"I think the biggest thing is just his experience level," Arians told ESPN's Merril Hoge on Sunday. "He's tough as nails. As good a deep-ball thrower as I've ever seen. I mean really accurate on the deep ball. He still has it. What he did last year with the Raiders, in a crazy situation, I thought was very, very impressive."
The slight shot at the Oakland Raiders aside, there might not be a better offensive scheme for Palmer's skill set. Palmer always has been able to sling it deep, and Arians' offense is predicated on stretching the defense vertically, which opens up other areas of the field.

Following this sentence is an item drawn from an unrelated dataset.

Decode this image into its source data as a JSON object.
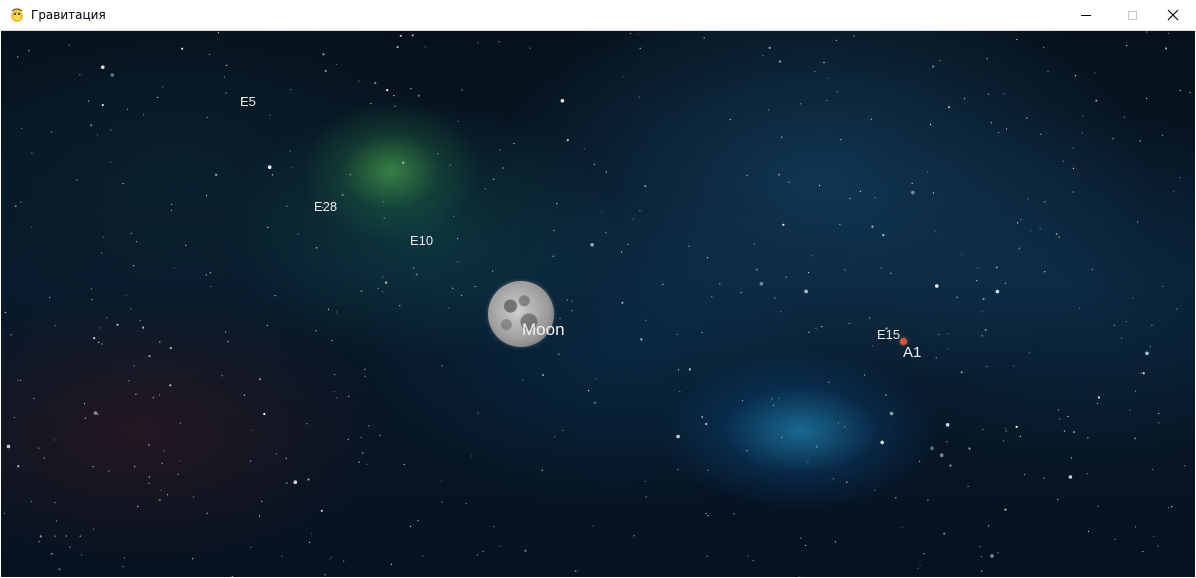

There are bigger questions that need addressing: Will Palmer's dubious decision-making dissipate? Will the restacked offensive line be able to protect him? Does Palmer possess the ability to extend the play so those deep patterns can materialize -- something Ben Roethlisberger and Andrew Luck excelled at in Arians' offense.
Two other notable topics Arians hit on with Hoge:

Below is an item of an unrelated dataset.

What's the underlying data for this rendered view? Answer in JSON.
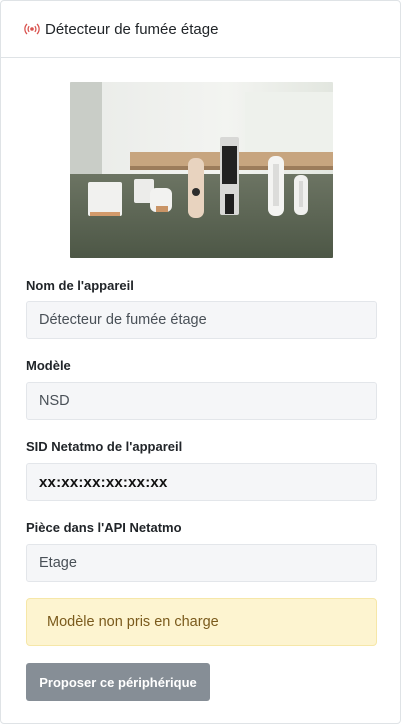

» When asked what made him confident in the much-maligned Tyrann Mathieu's ability to stay out of trouble, Arians simply cited his veteran players: "Patrick Peterson stands on the table for him," Arians said, noting he puts trust in his veteran players to give him good advice.
» Arians shared the story of how he felt the first time he saw the lights off in Indianapolis Colts coach Chuck Pagano's office. (When he took over after Pagano was diagnosed with cancer, Arians insisted the light in Pagano's office be left on until the coach returned to work.)
"Christmas Eve, we had our normal game-plan meetings and I was walking out of the building and all of a sudden I looked and the light was off," Arians said. "I had to get in the car and dry up some tears before I could drive home. It was an extremely emotional night -- the best Christmas I've ever had."
Follow Kevin Patra on Twitter @kpatra.